───── INFORMATION PROVIDED ─────

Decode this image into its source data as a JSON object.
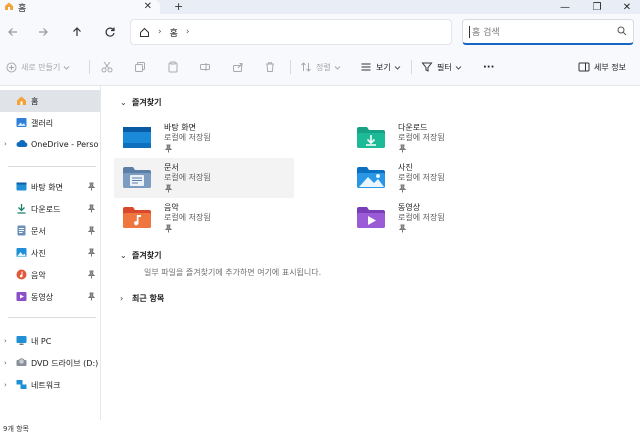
{
  "titlebar": {
    "tab_title": "홈",
    "close_glyph": "✕",
    "new_tab_glyph": "+",
    "minimize_glyph": "—",
    "maximize_glyph": "❐",
    "close_window_glyph": "✕"
  },
  "addressbar": {
    "breadcrumb": "홈",
    "separator": "›",
    "search_placeholder": "홈 검색"
  },
  "commandbar": {
    "new_label": "새로 만들기",
    "sort_label": "정렬",
    "view_label": "보기",
    "filter_label": "필터",
    "more_glyph": "···",
    "details_label": "세부 정보"
  },
  "sidebar": {
    "home": "홈",
    "gallery": "갤러리",
    "onedrive": "OneDrive - Persona",
    "quick": [
      "바탕 화면",
      "다운로드",
      "문서",
      "사진",
      "음악",
      "동영상"
    ],
    "this_pc": "내 PC",
    "dvd": "DVD 드라이브 (D:)",
    "network": "네트워크"
  },
  "main": {
    "favorites_header": "즐겨찾기",
    "tiles": [
      {
        "name": "바탕 화면",
        "sub": "로컬에 저장됨"
      },
      {
        "name": "다운로드",
        "sub": "로컬에 저장됨"
      },
      {
        "name": "문서",
        "sub": "로컬에 저장됨"
      },
      {
        "name": "사진",
        "sub": "로컬에 저장됨"
      },
      {
        "name": "음악",
        "sub": "로컬에 저장됨"
      },
      {
        "name": "동영상",
        "sub": "로컬에 저장됨"
      }
    ],
    "favorites2_header": "즐겨찾기",
    "favorites2_empty": "일부 파일을 즐겨찾기에 추가하면 여기에 표시됩니다.",
    "recent_header": "최근 항목"
  },
  "statusbar": {
    "count": "9개 항목"
  },
  "colors": {
    "accent": "#1a66c5",
    "selected_bg": "#e0e3e8"
  }
}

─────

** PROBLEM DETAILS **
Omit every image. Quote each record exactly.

** REPLY TO THE EXERCISE **
Decode this image into its source data as a JSON object.
{
  "titlebar": {
    "tab_title": "홈",
    "close_glyph": "✕",
    "new_tab_glyph": "+",
    "minimize_glyph": "—",
    "maximize_glyph": "❐",
    "close_window_glyph": "✕"
  },
  "addressbar": {
    "breadcrumb": "홈",
    "separator": "›",
    "search_placeholder": "홈 검색"
  },
  "commandbar": {
    "new_label": "새로 만들기",
    "sort_label": "정렬",
    "view_label": "보기",
    "filter_label": "필터",
    "more_glyph": "···",
    "details_label": "세부 정보"
  },
  "sidebar": {
    "home": "홈",
    "gallery": "갤러리",
    "onedrive": "OneDrive - Persona",
    "quick": [
      "바탕 화면",
      "다운로드",
      "문서",
      "사진",
      "음악",
      "동영상"
    ],
    "this_pc": "내 PC",
    "dvd": "DVD 드라이브 (D:)",
    "network": "네트워크"
  },
  "main": {
    "favorites_header": "즐겨찾기",
    "tiles": [
      {
        "name": "바탕 화면",
        "sub": "로컬에 저장됨"
      },
      {
        "name": "다운로드",
        "sub": "로컬에 저장됨"
      },
      {
        "name": "문서",
        "sub": "로컬에 저장됨"
      },
      {
        "name": "사진",
        "sub": "로컬에 저장됨"
      },
      {
        "name": "음악",
        "sub": "로컬에 저장됨"
      },
      {
        "name": "동영상",
        "sub": "로컬에 저장됨"
      }
    ],
    "favorites2_header": "즐겨찾기",
    "favorites2_empty": "일부 파일을 즐겨찾기에 추가하면 여기에 표시됩니다.",
    "recent_header": "최근 항목"
  },
  "statusbar": {
    "count": "9개 항목"
  },
  "colors": {
    "accent": "#1a66c5",
    "selected_bg": "#e0e3e8"
  }
}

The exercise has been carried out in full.